When we got to the house, Dad and Ivory came out to meet me. They had already been in town for several days and had had a long day, so they soon went to bed. Jonathan led me to a rear room where I would be sleeping. Instead of a bed, there was a double-sized air mattress. He wanted to know if that was adequate. I sat down on the mattress, pushed down with my right fist, and sprang back to my feet. We were both impressed at how easy it was. It was one more thing that would have been unfathomable last year.
I woke up the next morning around 6:00. Instinctively I rolled over to the edge of the bed. I wanted to get up and go to the bathroom before it became an emergency. Sitting up and pushing down on the mattress with my right hand, I tried to stand up. But unlike the night before, I could not push myself up. The mattress had lost air overnight and now had too much give. Frightened that I might end up peeing on Candice’s and Jonathan’s floor, I searched around for a way to stand up. Spying a coffee table, I crawled over to it. I swung my legs over until they were parallel with it. Now I planted my hand on the table and my left foot on the floor. Next I rested on my right knee. From this position, it was fairly easy to stand up. I walked to the bathroom, relieved that I wouldn’t be leaving a mess.
After using the restroom, I came back and decided to start dressing. Now I encountered a new problem: the bed was too low for me to get dressed on. Ordinarily I need my feet to hang over the edge of the bed so I can loop my pants over them. I cannot bend my left leg much, so I rely on the help of gravity. Since the mattress was not raise high enough, my left leg splayed helplessly out in front of me. I could not stretch my arms out far enough to put on my pants. I was slightly dejected. However it was too early for anyone else to be up and about anyway. So I lay down and went back to sleep.

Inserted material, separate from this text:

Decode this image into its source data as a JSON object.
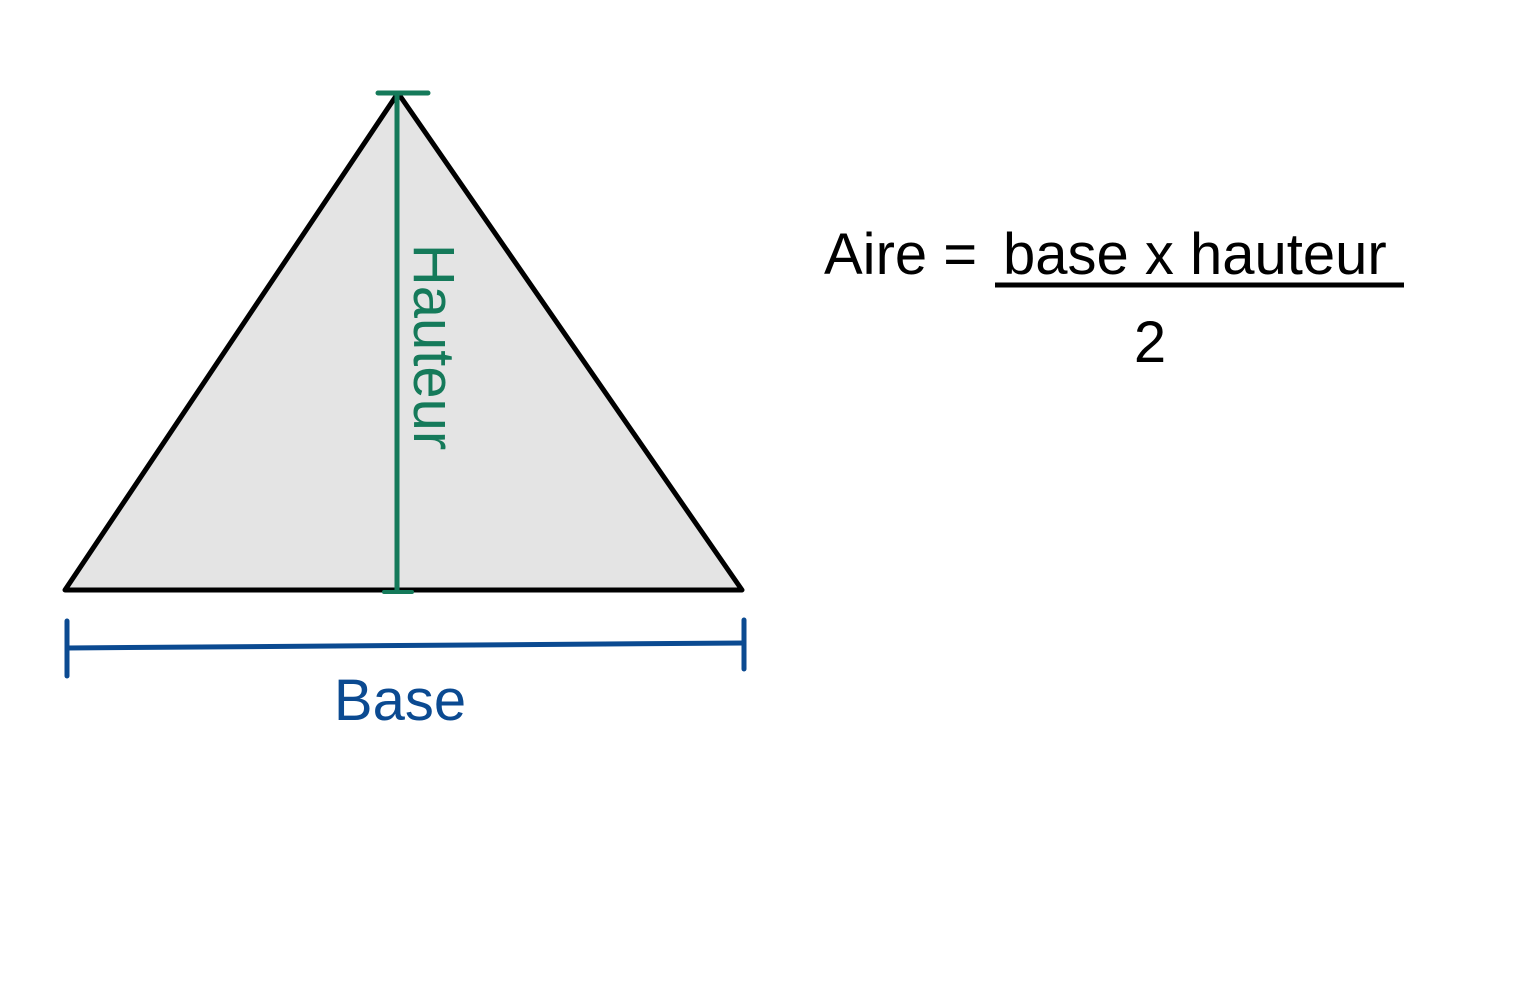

Around 8:00 I called Dad to come in. I knew that he always got up earlier than I did, so I assumed that he must be up watching TV and getting ready for breakfast. However there was no answer. Puzzled, I looked at my phone. It was only 7:30. I was still getting up in time to start breakfast at Chateau. It was nowhere near time to get up, considering that everyone else was on vacation schedule.
About fifteen minutes later, my phone rang. It was Dad. “How are you?” he sang.
“I’m doing fine. Did I wake you up?”
“Naw. I just got up and saw that you called.”
“When you get up and about, do you mind helping me get dressed? The bed here is too low.”
“I’m up now. I’ll be there in a minute.”
A few minutes later, Dad was there. Three years earlier, I had needed him every time I wanted to get dressed. Now it was more of a technicality. We did everything in under five minutes. After we had finished, I felt silly for being downcast about needing help. The last time I had seen Dad, I’d been concerned about my lack of progress and my lethargy. Now I was waking up before he did, and getting ready to start the day on my own.